Blog Series: Spiritual Abuse in the Church: A Guide to Recognition and Recovery by Pastor Ken Garrett, Wk 3

Spiritual Abuse, Pastor Ken Garrett, Spiritual Abuse in the church: A Guide to Recognition and Recovery


Okay, we’re back to our ongoing series on spiritual abuse using excerpts from Ken Garrett’s dissertation on spiritual abuse, Spiritual Abuse in the Church: A Guide to Recognition and Recovery. We will use excerpts from Ken’s dissertation as a springboard for discussion.

Pastor Ken Garrett, Spiritual Abuse, Spiritual Abuse in the Church: A Guide to Recognition and Recovery

Pastor Ken Garrett

In the Introduction, Ken offers helpful definitions. Here is Ken’s definition for cult:

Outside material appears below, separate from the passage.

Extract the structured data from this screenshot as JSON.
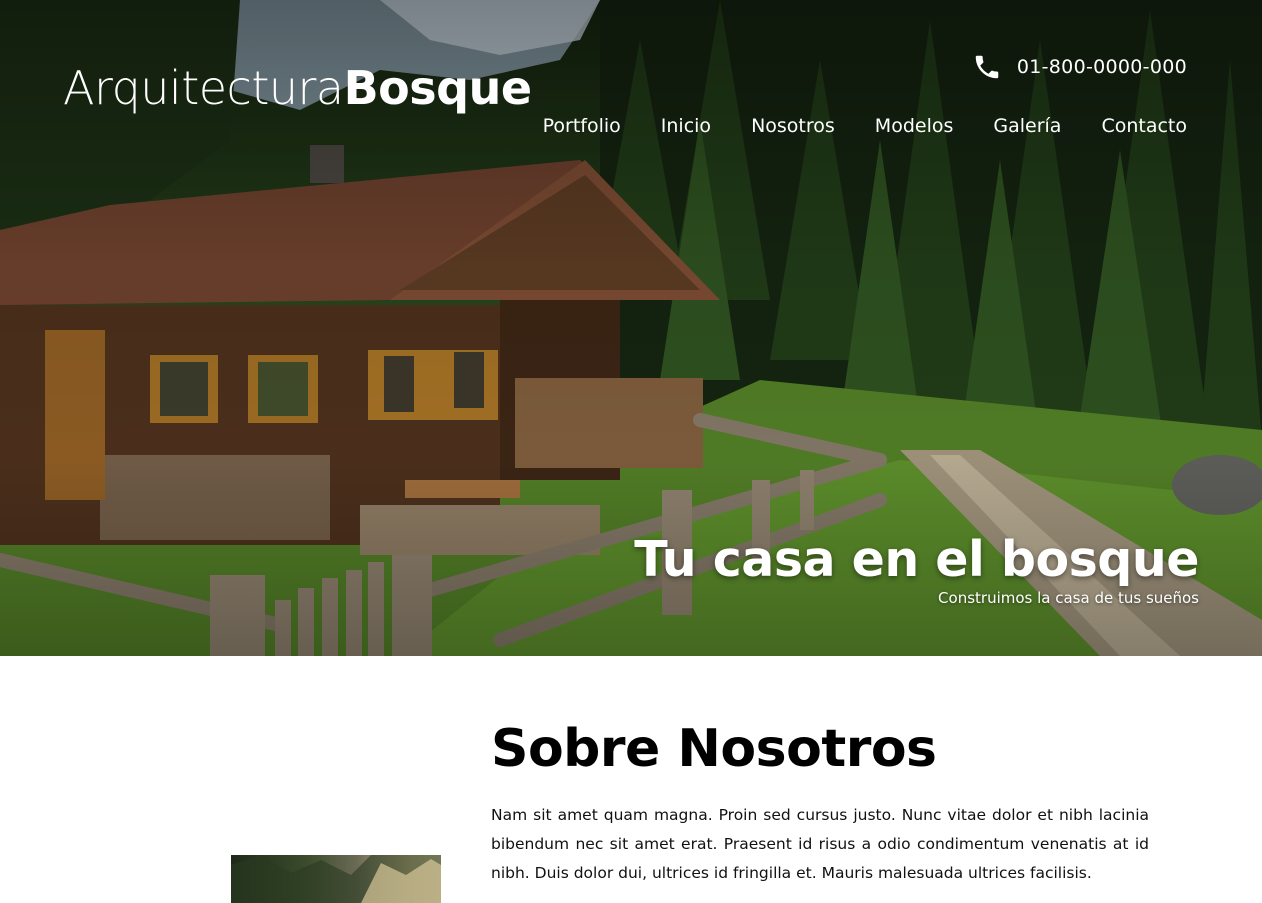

Cult – While most of the terms and ideas that I introduce are simple and easy to grasp, it is apparent in the project that I struggle greatly with the term cult in describing a Christian church. I will better explain and seek resolution to the struggle in subsequent chapters. But for a basic, consistent definition of the word, cult denotes a small, religious group that is not part of a larger and more accepted religion and that has beliefs regarded by many people as extreme or dangerous.

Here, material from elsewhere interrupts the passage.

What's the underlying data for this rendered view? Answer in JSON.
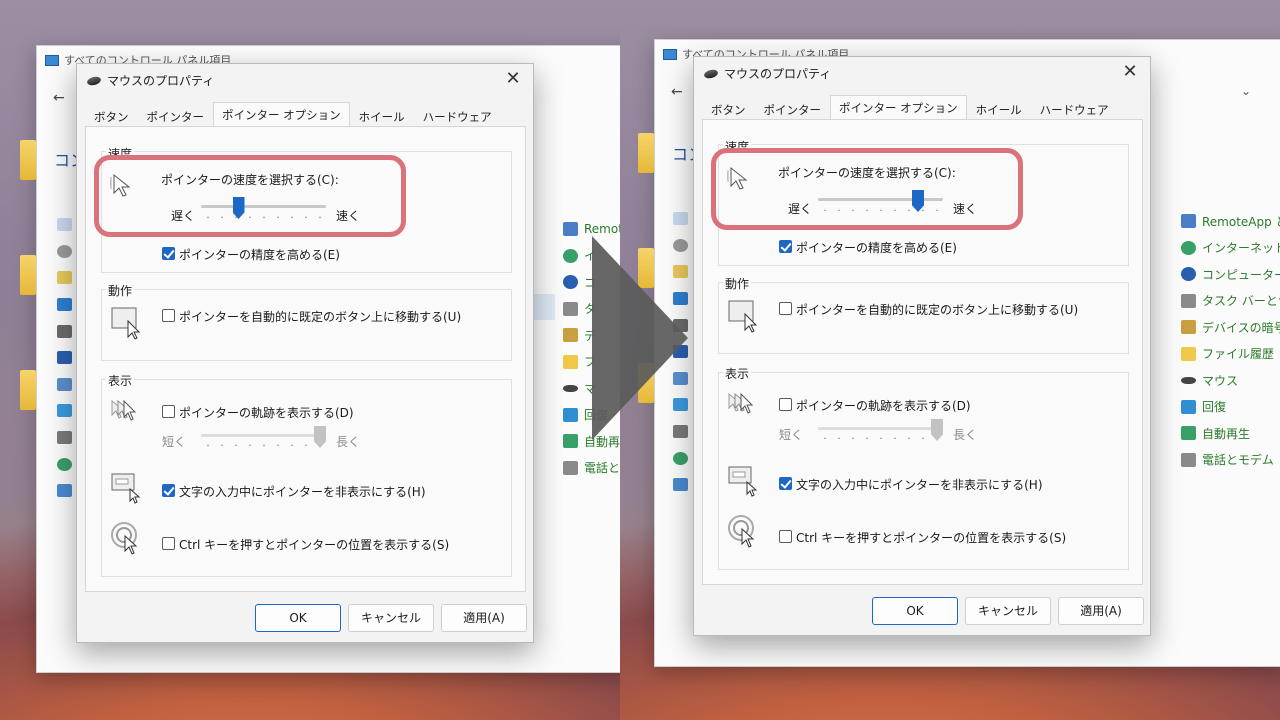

While ideology and doctrine always have a role in the health or dysfunction of any religious group, increasingly a group’s status as a cult is derived solely from its actual treatment of its members, and not from its creeds, beliefs, and theology.

I agree with Ken’s definition and note that the treatment of members is key. When I looked at my church, the stories I read about Sovereign Grace Ministries, Doug Phillip’s church (Boerne Christian Assembly), Doug Wilson’s Christ Church, this is the pattern that has been explained to me. The people adopt a culture created by the cult leader, aka pastor. Not only do they adopt this culture, but they cultivate it, endorse it, enforce it, even to the extent that sometimes the pastor/cult leader doesn’t have to do all of the talking. He has raised his faithful devotees to model his expectations. Since all members are “on board” with this culture, any new person who comes to the group and questions it will be the odd man out.

spiritual abuse, Ken Garrett, Spiritual Abuse in the Church: A Guide to Recognition and Recovery

Pic by Ken Garrett, taken on recent trip in Europe.

It does not feel good to swim against the tide, so there is pressure to join the group in their way of doing things. Next thing you know, that new person has become one of them and will also spread this culture and group think to additional new members, forgetting that at one time, they, too, had once questioned aspects of it. Continue reading